DAVID KWIATKOWSKI – STAFF WRITER
All persons born or naturalized in the United States, and subject to the jurisdiction thereof, are citizens of the United States and of the state wherein they reside. No state shall make or enforce any law which shall abridge the privileges or immunities of citizens of the United States; nor shall any state deprive any person of life, liberty, or property, without due process of law; nor deny to any person within its jurisdiction the equal protection of the laws.
These words, the 14th Amendment to the United States Constitution, were read aloud in Smith Wilkes Hall near the beginning of the Brown Bag discussion last Thursday for the Chautauqua Theater Company’s final show this season: Thurgood.
Thurgood is a one-man show about the life of Supreme Court Justice Thurgood Marshall.
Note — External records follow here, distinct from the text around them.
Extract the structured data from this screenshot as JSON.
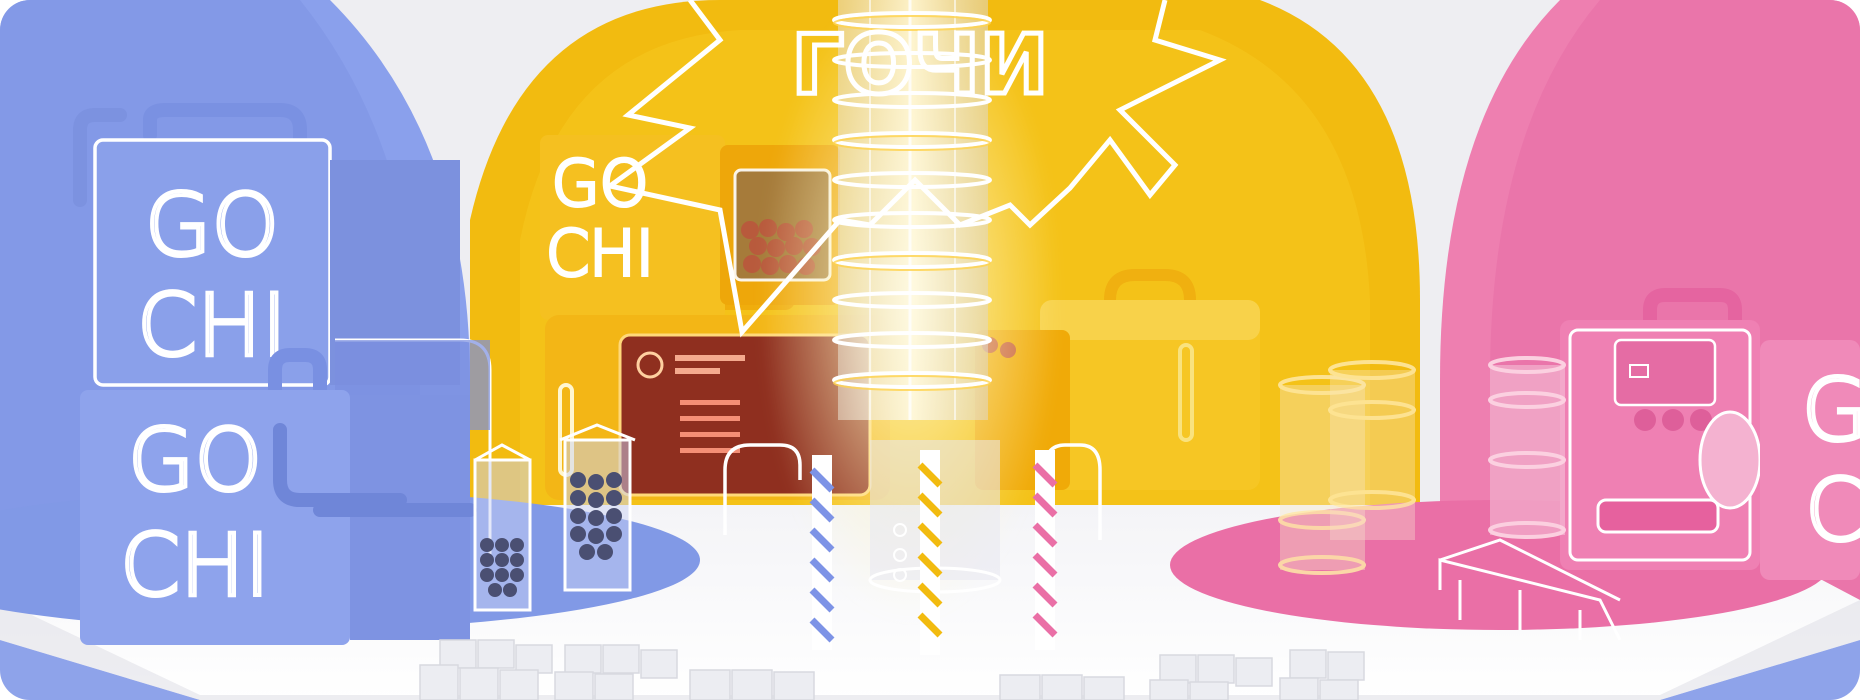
{
  "scene": {
    "speech_bubble_text": "ГОЧИ",
    "left_box_top_line1": "GO",
    "left_box_top_line2": "CHI",
    "left_box_bottom_line1": "GO",
    "left_box_bottom_line2": "CHI",
    "back_box_line1": "GO",
    "back_box_line2": "CHI",
    "right_box_partial_line1": "G",
    "right_box_partial_line2": "C",
    "colors": {
      "blue": "#8199e6",
      "yellow": "#f1b80c",
      "pink": "#ea6fa6",
      "floor": "#f6f6f8",
      "neon": "#ffffff"
    }
  }
}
It debuts 4 p.m. Friday, Aug. 13 in the Performance Pavilion on Pratt.
At the Brown Bag, CTC Associate Artistic Director Stori Ayers explained the role of Thurgood in context of the season she and Artistic Director Andrew Borba planned and what this show means at a place like Chautauqua.
Ayers began by bringing up CTC’s first play of the season, Blood at the Root, a story based on the racial injustices of the Jena Six cases and how she saw it as a call to action echoed by Thurgood.
“Thurgood was one that we really felt would resonate with this audience, and really resonate with this season,” Ayers said. “It brings joy to close the season with a story about a man who really exemplifies activism in his work and in his life. It really humanizes him in a way that, for me, makes activism accessible — that you see him as a man, just like you and I, and not something that’s special … but something that’s attainable and accessible for all of us.”
Brian Marable, the CTC guest artist portraying Marshall, has been doing professional theater for almost 30 years. He said this is the biggest undertaking of his career thus far.
“This is by far the hardest thing that I’ve ever done,” Marable said at the Brown Bag. “… It’s been difficult, but I love it. As people, we have to challenge ourselves. It’s coming after a time (where I couldn’t work and) your first project back is 60 pages and it’ll be a one-man show. You can’t say no, because you’re ready to go back to work.”
A one-man show based on a real person, the play leaves little room for error in terms of memorizing lines and specific points in time.
“I’ve always been really good with dialogue and lines,” Marable said. “This is the first role where I’ve had a lot of case law, names, dates, real dates (and) real cases. You can’t mess up the name because it’s a real person or the date, because that’s the date that it actually happened.”
Both Marable and director Steve Broadnax III found themselves learning more about Marshall preparing for this play than they ever did while in school.
“I did not know as much as I should have known,” Broadnax said at the Brown Bag. “I knew he was on the Supreme Court, and that was probably the extent that I understood about Thurgood, and (now) I’m understanding what he has contributed to my everyday life.”
Marable commented on the U.S. education system, and how some states’ curriculums are being amended to whitewash historical narratives.
“(This show) made me realize that there’s some subjects in education that are not touched on in our learning institutions that absolutely should be,” Marable said. “There’s no way that there shouldn’t be an entire section to learn about this man’s accomplishments. It’s a success story. It’s an all-American story to me. He continued to persist and push through for something that he knew was right and we’re all sitting here together today.”
Broadnax believed Marshall was ahead of his time than his contemporaries in seeing what the power of law can do and why legislation is the most important branch for change to happen.
“What is interesting (is that) our country’s … founders’ promise, we’re just holding to the promise: Equality for all equal justice under the law, so we asked for nothing that has not already been said,” Broadnax said. “He believed that change comes in the law; he often was quoted that he (thought) protests are street theater, but inevitably change is in the law.”
Learning the effect of Marshall on everyday life as a Black man in America has put things into perspective for Broadnax.
“I know what I stand for as a man of color,” Broadnax said. “I am a professor at a university. We are sitting here together integrated all because of this man that saw equality and used the law as a weapon to bring to form a more perfect union, which the Constitution says our country should be.”